#### Problem details
Below are some records; copy each line in them that contains "period".

Top of Records for this task

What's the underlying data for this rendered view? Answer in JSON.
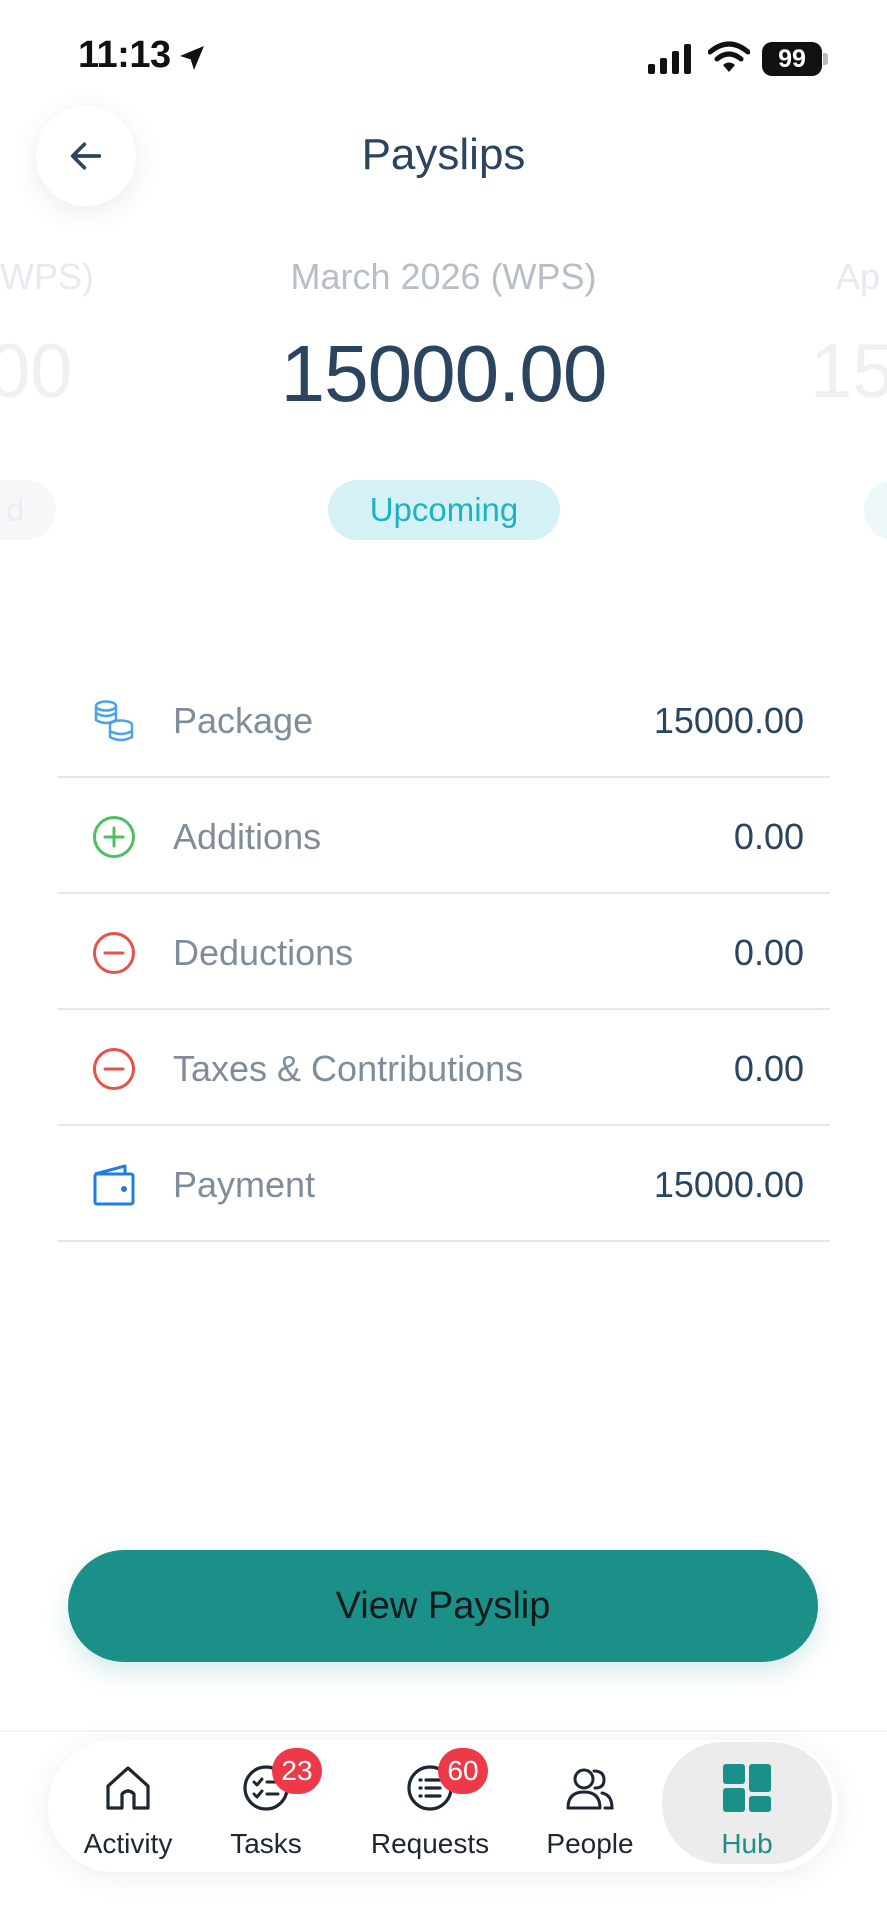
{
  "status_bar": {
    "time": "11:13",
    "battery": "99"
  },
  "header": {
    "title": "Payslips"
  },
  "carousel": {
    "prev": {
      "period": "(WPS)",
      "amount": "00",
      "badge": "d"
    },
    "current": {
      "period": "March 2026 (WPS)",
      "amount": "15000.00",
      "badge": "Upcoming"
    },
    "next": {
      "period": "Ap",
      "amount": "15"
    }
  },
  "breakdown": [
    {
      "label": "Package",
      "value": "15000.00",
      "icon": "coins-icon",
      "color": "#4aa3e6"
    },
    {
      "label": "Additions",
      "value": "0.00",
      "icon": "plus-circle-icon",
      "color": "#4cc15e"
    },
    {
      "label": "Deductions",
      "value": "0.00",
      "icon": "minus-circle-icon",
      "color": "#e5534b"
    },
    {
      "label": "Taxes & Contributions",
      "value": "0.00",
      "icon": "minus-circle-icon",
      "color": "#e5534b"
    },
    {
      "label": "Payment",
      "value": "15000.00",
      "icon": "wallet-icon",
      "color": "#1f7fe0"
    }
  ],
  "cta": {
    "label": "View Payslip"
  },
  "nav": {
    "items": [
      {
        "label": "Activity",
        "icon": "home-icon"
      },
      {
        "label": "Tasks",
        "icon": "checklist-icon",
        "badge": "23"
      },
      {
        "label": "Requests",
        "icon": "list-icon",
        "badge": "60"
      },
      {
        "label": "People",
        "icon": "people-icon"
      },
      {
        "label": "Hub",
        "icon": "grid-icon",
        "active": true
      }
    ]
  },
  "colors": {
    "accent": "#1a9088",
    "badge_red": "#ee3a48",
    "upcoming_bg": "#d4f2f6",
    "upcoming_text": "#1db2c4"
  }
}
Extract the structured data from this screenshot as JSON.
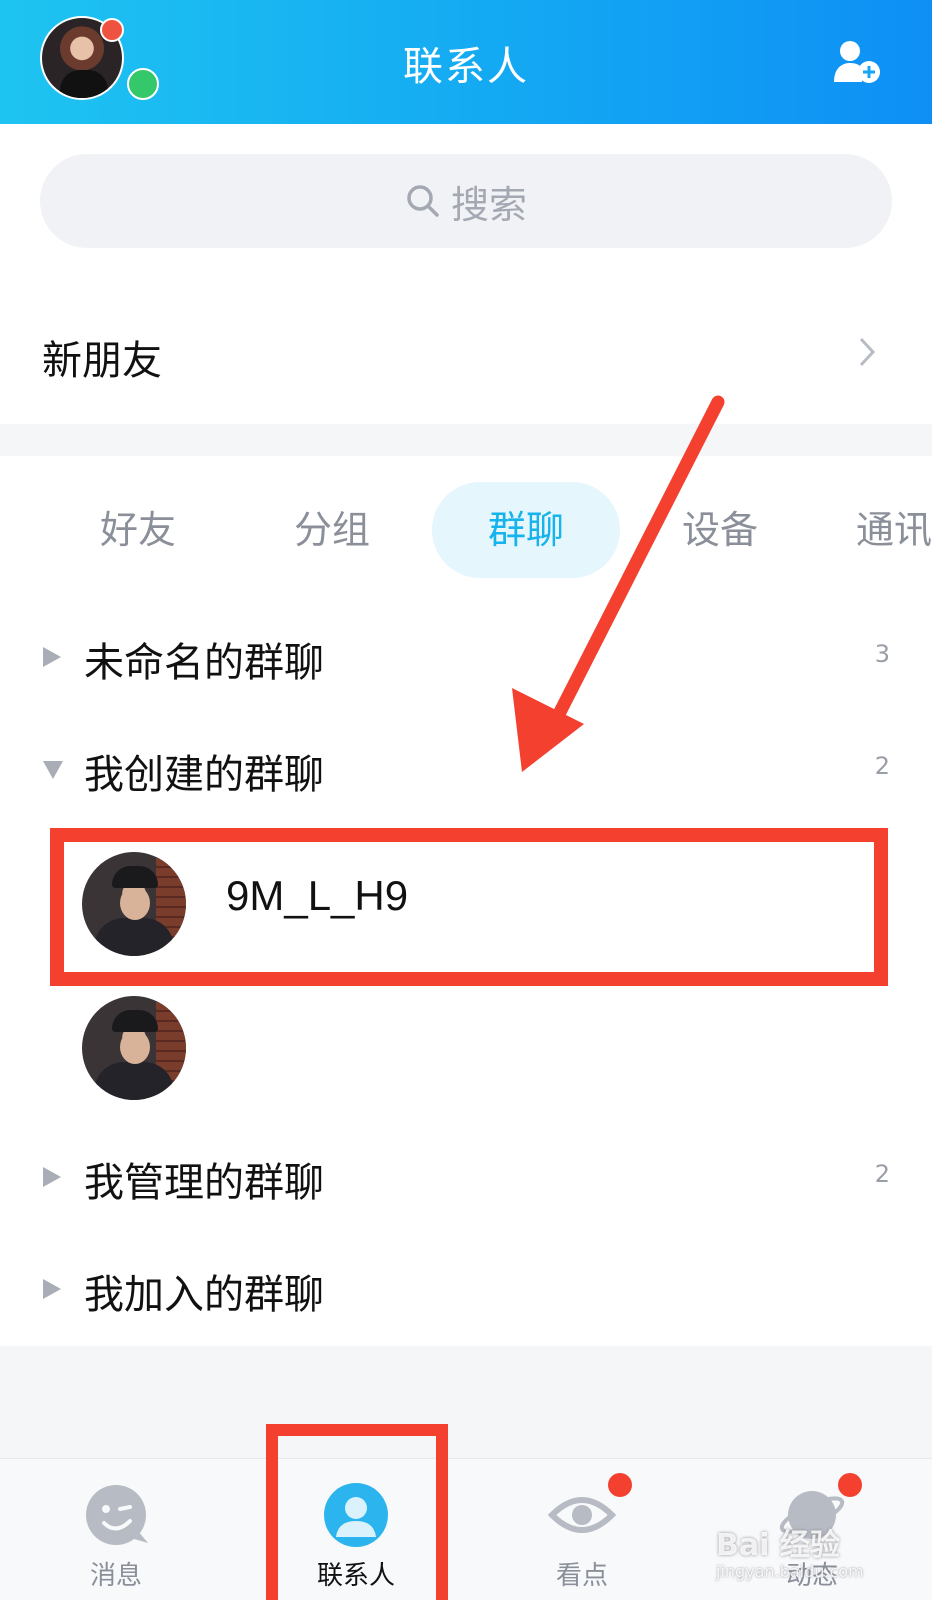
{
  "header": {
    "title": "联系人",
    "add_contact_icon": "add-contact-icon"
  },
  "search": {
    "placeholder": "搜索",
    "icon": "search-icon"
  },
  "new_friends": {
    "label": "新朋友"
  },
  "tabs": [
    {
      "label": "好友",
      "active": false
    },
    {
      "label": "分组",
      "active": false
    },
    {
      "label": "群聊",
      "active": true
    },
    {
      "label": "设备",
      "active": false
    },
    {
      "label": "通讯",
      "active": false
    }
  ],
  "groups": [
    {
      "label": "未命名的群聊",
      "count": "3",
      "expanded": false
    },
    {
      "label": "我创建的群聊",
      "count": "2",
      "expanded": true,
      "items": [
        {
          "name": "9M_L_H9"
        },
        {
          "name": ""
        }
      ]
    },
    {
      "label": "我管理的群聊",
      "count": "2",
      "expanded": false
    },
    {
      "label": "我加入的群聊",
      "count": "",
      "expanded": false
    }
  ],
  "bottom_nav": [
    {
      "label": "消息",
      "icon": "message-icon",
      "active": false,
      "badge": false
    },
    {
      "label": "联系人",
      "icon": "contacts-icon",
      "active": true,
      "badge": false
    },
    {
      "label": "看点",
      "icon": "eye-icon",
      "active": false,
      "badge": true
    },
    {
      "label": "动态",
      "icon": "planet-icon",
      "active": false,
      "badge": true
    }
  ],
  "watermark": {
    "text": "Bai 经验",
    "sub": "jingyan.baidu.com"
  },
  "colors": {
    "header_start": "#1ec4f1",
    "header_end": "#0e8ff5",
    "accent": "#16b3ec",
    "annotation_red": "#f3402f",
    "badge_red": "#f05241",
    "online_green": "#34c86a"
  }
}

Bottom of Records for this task

#### Exercise output
      "period": "(WPS)",
      "period": "March 2026 (WPS)",
      "period": "Ap",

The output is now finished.